I took this book with me over the Thanksgiving Holiday weekend. Even while fighting a cold and surrounded by far more relatives than my in-law's house should reasonably hold, the weekend will be remembered fondly for the time spent with a great book that once again rekindled my love for chess and chess books. For that, I owe John Watson my thanks. My bet is that, after reading the book, you will too.
1 The Nature of Chess Openings: Fundamentals (12 pages)
This section is intended for the actual beginner. Included are the definition of "opening", the center, development, space, initiative,and some general rules of the pieces like "rooks on open files" and so on.
2 Opening Ideas and Positional Features (13 pages)
Here Watson gets a little deeper. He discusses Black's two approaches to the opening: equality first or dynamic imbalance. White has a similar choice: accumulating small advantages, dynamic imbalances, and even two-sided slugfests. Also in this section is a wonderful discussion of different kinds of centers, pawn weaknesses, color complexes, fianchetto themes, internal weaknesses. Great stuff!
3 The Significance of Structure (51 pages)
Pawns or Pieces?, the IQP (and the isolated a-, e- or c-pawns as well!), Pawn chains (how to attack and defend them), doubled center pawns, doubled c-pawns, hanging pawns, majorities and minorities, the light square restraint structure, cross pollination (this is found throughout the book as mentioned. Here he talks about so called "poisoned pawns" in a variety of openings).
Section 1: Open Games
5 Introduction to 1 e4 and the Open Games (4 pages)
Includes a section on factors that make 1 e4 and 1 d4 different (and sometimes similar!)
6-9 Cover the following Open games and several variations of each: Guioco Piano, Two Knights, Philidor, Ruy Lopez, King's Gambit. (82 pages)
Section 2: Semi-Open Games
10 Introduction to the Semi-Open Games (2 pages)
"In stopping 2 d4 you have to give something up" is Watson's theme.
11-14 Cover the following Semi-Open Games (157 pages): Sicilian (biggest), Caro-Kann, French, and the Pirc.

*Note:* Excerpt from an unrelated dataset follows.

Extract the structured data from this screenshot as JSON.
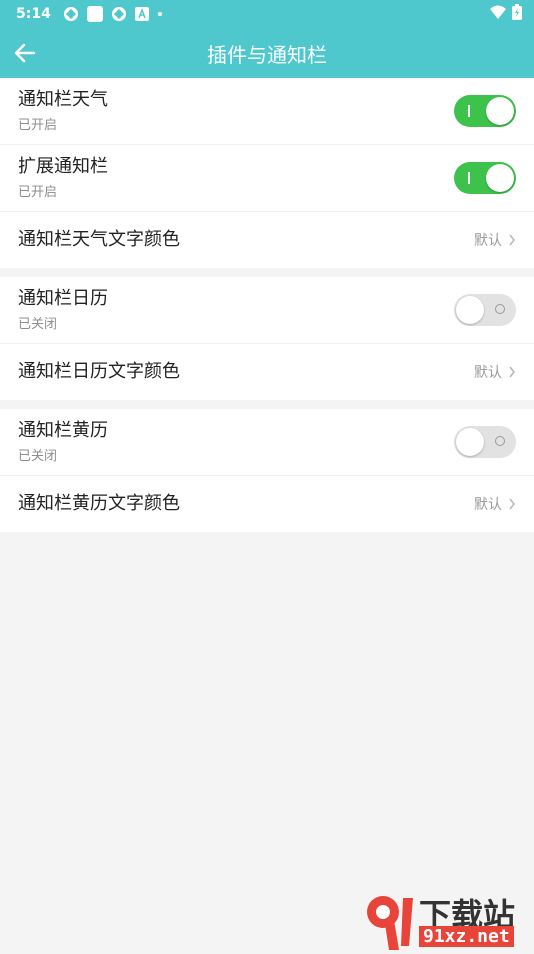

As you can see, the discussions of individual openings is the bulk of the work (239 pages altogether). Here Watson looks at the plans for both sides for most major variations, although sadly he had to leave a few out. You will find no discussion, for example, of the main lines of the Caro-Kann, but you will find the Caro Two Knights (I'm sure he has his reasons). In each section these general ideas are fleshed out with a historical game between top players.
Mouth watering yet? Highly recommended.